- To help bring governments, experts and stakeholders together to collaborate in designing and implementing this new child care vision for Canada, the government is proposing to provide $20 million over 5 years, starting in 2021-22, with $4.3 million per year ongoing for a Federal Secretariat on Early Learning and Child Care. The Secretariat will build capacity within the government and engage stakeholders to provide child care policy analysis in support of a Canada wide-system.
- The government is also proposing to invest $70 million over 5 years, starting in 2021-22, and $15 million ongoing to sustain the existing federal Indigenous Early Learning and Child Care Secretariat, and to help build Indigenous governance capacity and support Indigenous participation in the development of a Canada-wide system.
Sustaining Previous Investments in Early Learning and Child Care
In Budgets 2016 and 2017, the federal government invested $7.5 billion over 11 years in early learning and child care. These investments have enhanced fee subsidies for families across the country, and created new quality, affordable spaces, including for parents that work non-traditional hours as well as for children from diverse populations.

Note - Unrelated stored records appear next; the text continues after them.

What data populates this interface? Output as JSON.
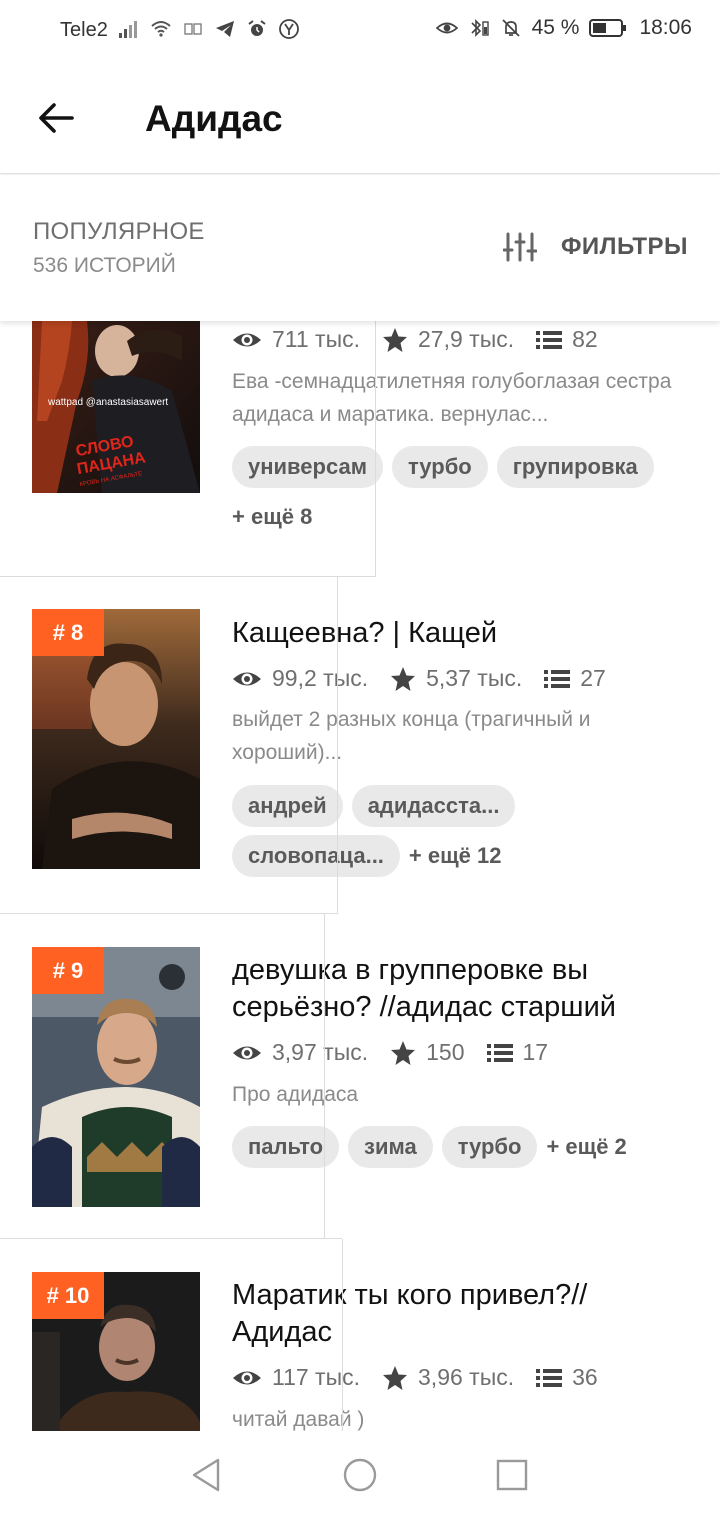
{
  "status_bar": {
    "carrier": "Tele2",
    "battery": "45 %",
    "time": "18:06"
  },
  "header": {
    "title": "Адидас"
  },
  "filter_bar": {
    "sort_label": "ПОПУЛЯРНОЕ",
    "count_label": "536 ИСТОРИЙ",
    "filters_label": "ФИЛЬТРЫ"
  },
  "stories": [
    {
      "views": "711 тыс.",
      "votes": "27,9 тыс.",
      "parts": "82",
      "description": "Ева -семнадцатилетняя голубоглазая сестра адидаса и маратика. вернулас...",
      "tags": [
        "универсам",
        "турбо",
        "групировка"
      ],
      "more_tags": "+ ещё 8",
      "cover_text": {
        "watermark": "wattpad @anastasiasawert",
        "title_line_1": "СЛОВО",
        "title_line_2": "ПАЦАНА",
        "subtitle": "КРОВЬ НА АСФАЛЬТЕ"
      }
    },
    {
      "rank": "# 8",
      "title": "Кащеевна? | Кащей",
      "views": "99,2 тыс.",
      "votes": "5,37 тыс.",
      "parts": "27",
      "description": "выйдет 2 разных конца (трагичный и хороший)...",
      "tags": [
        "андрей",
        "адидасста...",
        "словопаца..."
      ],
      "more_tags": "+ ещё 12"
    },
    {
      "rank": "# 9",
      "title": "девушка в групперовке вы серьёзно? //адидас старший",
      "views": "3,97 тыс.",
      "votes": "150",
      "parts": "17",
      "description": "Про адидаса",
      "tags": [
        "пальто",
        "зима",
        "турбо"
      ],
      "more_tags": "+ ещё 2"
    },
    {
      "rank": "# 10",
      "title": "Маратик ты кого привел?// Адидас",
      "views": "117 тыс.",
      "votes": "3,96 тыс.",
      "parts": "36",
      "description": "читай давай )"
    }
  ],
  "icons": {
    "views": "eye-icon",
    "votes": "star-icon",
    "parts": "list-icon",
    "filters": "sliders-icon"
  },
  "colors": {
    "accent": "#ff6122",
    "tag_bg": "#e9e9e9",
    "meta_text": "#6f6f6f"
  }
}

- In order to sustain the progress made in collaboration with provinces, territories and Indigenous partners to date, the government is proposing to make this funding permanent at 2027-28 levels by providing $870 million per year and ongoing, starting in 2028-29. Of this amount, $210 million would support Indigenous early learning and child care programming.

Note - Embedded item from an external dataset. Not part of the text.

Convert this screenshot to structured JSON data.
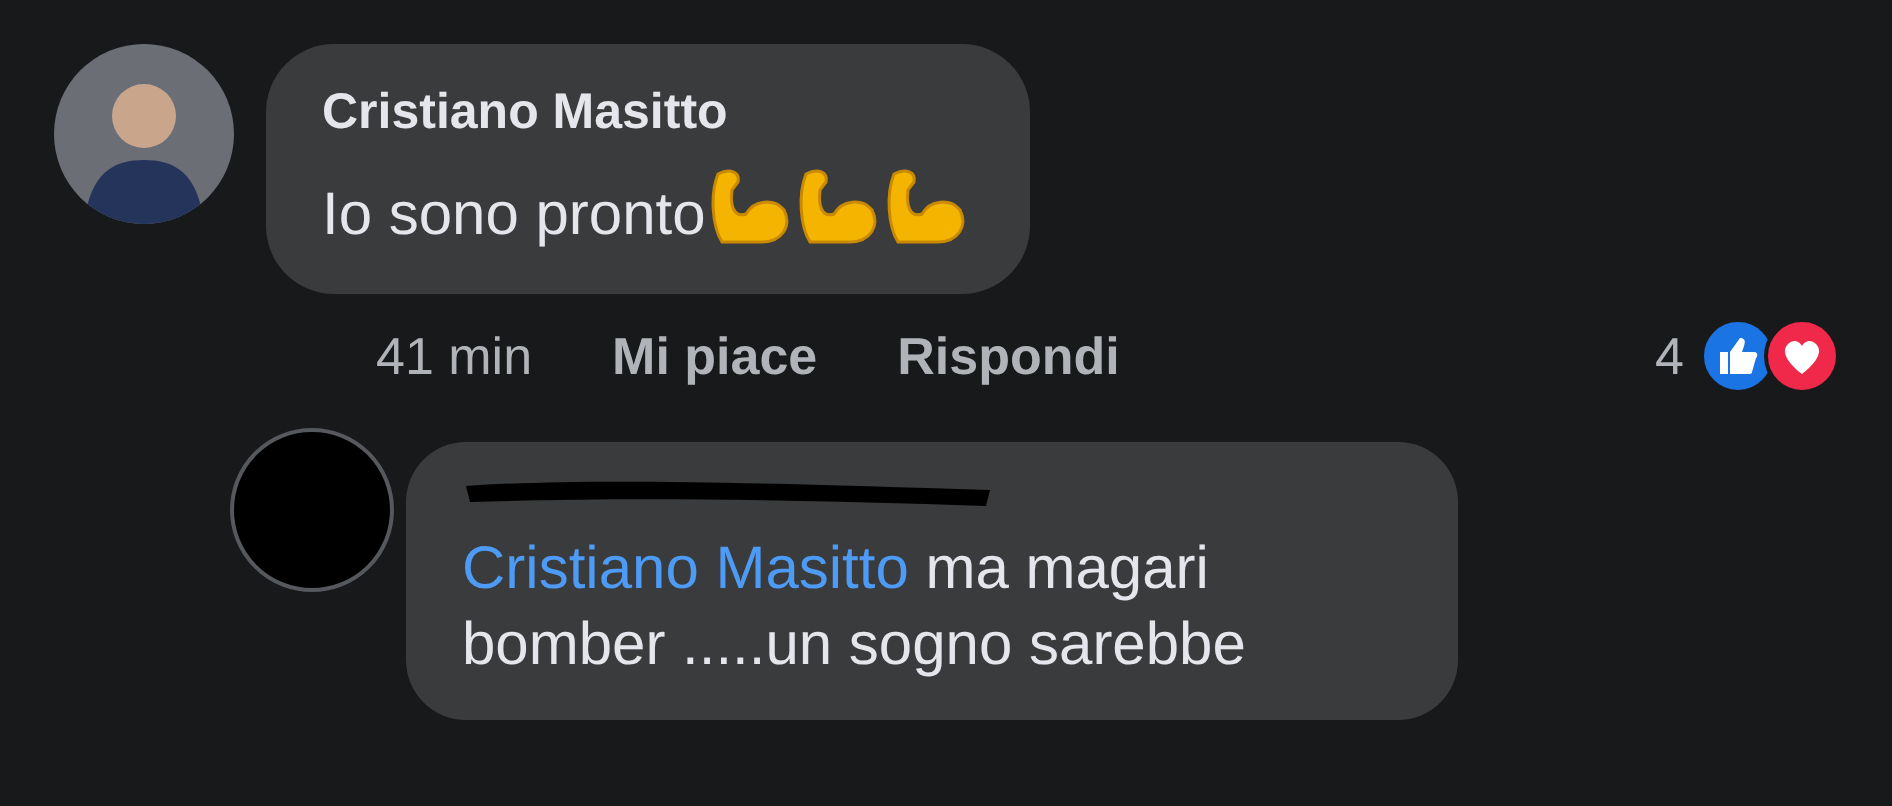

Results to Date of Federal Investment in Early Learning and Child Care
Federal funding for early learning and child care since 2017 has supported the creation of almost 40,000 more affordable child care spaces, as well as training and professional development for 1,780 early childhood educators and staff across Canada, including:
- In New Brunswick, where almost 80 per cent of early learning and child care centres received funding to implement a low-fee policy, and to improve their capacity to serve children with disabilities and diverse learning needs;
- In Ontario, where federal and provincial funding supported grants for 1,570 child care workers to upgrade their skills and receive Early Childhood Educator Diplomas; and,
- In Saskatchewan, where new federal funding has supported the creation of 768 additional regulated child care spaces, including in the Fransaskois communities of Regina, Prince Albert and Vonda.
Supporting the Early Childhood Educator Workforce
The recruitment and retention of early childhood educators is a challenge across Canada. These workers often earn low wages, have minimal job protections and lack career development opportunities. Supporting the valuable work of early childhood educators is key to the success of a high-quality child care system, especially one which will expand the number of spaces across the country.
- To this end, the government is proposing to provide $420 million in 2021-22 for provinces and territories to support attraction and retention of these workers, such as through grants and bursaries for students studying early childhood education.
The government will also engage provinces and territories on future sustained investments in support of an Early Childhood Educator Workforce Strategy – as a key enabling feature of a Canada-wide child care system.
- Early childhood educators also play an important role in delivering quality, culturally-relevant care that meets the unique needs of Indigenous families. That’s why the government is proposing to invest an additional $75 million in 2021-22 to improve the quality and accessibility of Indigenous child care programs. This would enable providers to take steps to improve the retention of Indigenous early childhood educators and to offer more flexible and extended hours of care.